Niagara-on-the-Lake’s resident horse-drawn carriage activists announced the end of any “official involvement” in the NOTL campaign via social media Tuesday.
That means while action may continue in the fight against the carriages, any protests or planned events will be done without the leadership of At War for Animals Niagara, spokesperson Adam Stirr said during a phone interview.
He said he was feeling a lot of pressure from the community to “push harder” with his protesting tactics, but that wasn’t something he was prepared to do. It was time for him to take a step back from leading the charge, he said, which will allow room for protests to possibly move in a new direction.
“There isn't going to be any kind of leaders or central organization. There won't be really any one group that can be singled out as running the protest. It's kind of going to be a decentralized collective of individuals,” he said.

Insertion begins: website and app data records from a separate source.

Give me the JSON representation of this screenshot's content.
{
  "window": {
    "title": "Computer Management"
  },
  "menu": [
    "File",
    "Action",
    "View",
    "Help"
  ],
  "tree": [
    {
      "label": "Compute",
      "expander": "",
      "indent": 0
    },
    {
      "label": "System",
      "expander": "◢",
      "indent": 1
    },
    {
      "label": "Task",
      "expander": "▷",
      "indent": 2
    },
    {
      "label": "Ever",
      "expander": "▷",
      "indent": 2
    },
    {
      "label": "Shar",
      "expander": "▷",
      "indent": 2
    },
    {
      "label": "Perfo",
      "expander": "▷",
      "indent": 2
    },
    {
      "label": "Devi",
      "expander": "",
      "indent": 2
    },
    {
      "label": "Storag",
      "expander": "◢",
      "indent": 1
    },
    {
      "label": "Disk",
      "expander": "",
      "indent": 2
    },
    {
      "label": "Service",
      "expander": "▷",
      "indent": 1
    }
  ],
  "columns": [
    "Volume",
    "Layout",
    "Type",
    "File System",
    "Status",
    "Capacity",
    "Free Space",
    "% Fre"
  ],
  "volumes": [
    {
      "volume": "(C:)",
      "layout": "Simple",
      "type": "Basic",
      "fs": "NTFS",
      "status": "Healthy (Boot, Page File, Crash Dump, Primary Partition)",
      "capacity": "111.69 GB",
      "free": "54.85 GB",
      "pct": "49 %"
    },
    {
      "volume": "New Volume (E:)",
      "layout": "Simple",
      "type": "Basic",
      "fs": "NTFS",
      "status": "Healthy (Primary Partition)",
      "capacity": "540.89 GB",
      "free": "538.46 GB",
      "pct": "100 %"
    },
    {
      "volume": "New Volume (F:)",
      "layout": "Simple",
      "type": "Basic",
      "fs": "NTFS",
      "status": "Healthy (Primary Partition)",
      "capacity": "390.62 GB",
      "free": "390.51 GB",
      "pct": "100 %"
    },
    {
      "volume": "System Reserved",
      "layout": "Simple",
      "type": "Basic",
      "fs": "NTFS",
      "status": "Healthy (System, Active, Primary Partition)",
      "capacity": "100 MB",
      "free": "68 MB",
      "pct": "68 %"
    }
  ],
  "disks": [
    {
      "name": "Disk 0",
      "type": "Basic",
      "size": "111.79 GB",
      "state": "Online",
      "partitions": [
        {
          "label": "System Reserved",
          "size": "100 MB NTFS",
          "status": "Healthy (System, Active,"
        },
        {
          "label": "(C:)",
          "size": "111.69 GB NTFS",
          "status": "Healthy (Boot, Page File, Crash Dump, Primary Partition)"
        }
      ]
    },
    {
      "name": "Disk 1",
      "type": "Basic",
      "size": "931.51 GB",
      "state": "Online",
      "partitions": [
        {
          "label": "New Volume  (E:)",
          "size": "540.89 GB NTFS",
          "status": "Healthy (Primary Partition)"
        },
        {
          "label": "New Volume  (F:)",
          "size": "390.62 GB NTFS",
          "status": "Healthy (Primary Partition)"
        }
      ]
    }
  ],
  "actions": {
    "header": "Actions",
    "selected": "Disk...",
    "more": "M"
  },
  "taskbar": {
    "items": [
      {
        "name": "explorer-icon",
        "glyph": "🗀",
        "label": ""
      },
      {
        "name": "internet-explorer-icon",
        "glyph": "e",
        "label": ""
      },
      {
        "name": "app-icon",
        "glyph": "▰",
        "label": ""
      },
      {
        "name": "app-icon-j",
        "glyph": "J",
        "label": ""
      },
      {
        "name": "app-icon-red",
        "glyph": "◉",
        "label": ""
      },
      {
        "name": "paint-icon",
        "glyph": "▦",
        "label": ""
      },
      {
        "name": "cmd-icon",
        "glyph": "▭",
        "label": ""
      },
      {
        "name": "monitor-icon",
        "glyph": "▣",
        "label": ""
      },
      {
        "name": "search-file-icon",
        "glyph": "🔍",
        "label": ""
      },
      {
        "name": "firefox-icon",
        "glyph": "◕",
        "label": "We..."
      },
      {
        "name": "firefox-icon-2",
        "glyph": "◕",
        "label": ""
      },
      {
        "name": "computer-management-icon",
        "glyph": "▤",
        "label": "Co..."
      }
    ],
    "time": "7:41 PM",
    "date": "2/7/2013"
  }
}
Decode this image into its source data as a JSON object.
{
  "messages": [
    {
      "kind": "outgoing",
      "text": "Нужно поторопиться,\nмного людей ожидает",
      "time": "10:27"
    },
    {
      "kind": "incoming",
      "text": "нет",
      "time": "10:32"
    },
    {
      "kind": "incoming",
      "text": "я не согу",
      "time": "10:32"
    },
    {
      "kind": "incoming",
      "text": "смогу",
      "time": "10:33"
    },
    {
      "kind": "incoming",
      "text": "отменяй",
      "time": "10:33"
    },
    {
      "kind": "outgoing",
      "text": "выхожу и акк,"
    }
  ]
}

Jennifer Jones-Butski, a spokesperson for the Locals for Carriages opposition group, said, while the reason for the announcement could be interpreted in many different ways, she thinks it might have to do the Bill 156, the Security from Trespass and Protecting Food Safety Act.
She said she believes the group posted its withdrawal in NOTL because “they know Bill 156 is inevitable.”
“They know Laura (Sentineal) spoke to the bill, and they know that means the carriages very likely could get legislative protection,” she said.
If the carriages do not get more protection through the bill, she said it could also mean the carriages could become a larger target, she said.
“I honestly don't blame him for wanting to take a step back and advising everyone that they're liable for themselves at this stage in the game. There are a lot of very angry, radical people out there,” Jones-Butski said.
Stirr said At War for Animals Niagara will remain intact, but its role will shift toward documenting and recording protests and events as they’re happening.
“We're going to transition into more of a media outlet for animal rights stuff in the region. So, we're going to be covering different events from an animal rights perspective,” he said.
But he said he wasn't sure the carriage supporters could count this as a win yet.
“I think it might be a little premature to start calling this a win. They might want to see what moves in after us. They might find themselves begging for us to come back,” he said, adding he doesn't know what that new direction could look like.
“Every single individual that will be present is there representing themselves and they will each govern themselves accordingly as to what they feel that they want to be doing,” Stirr said.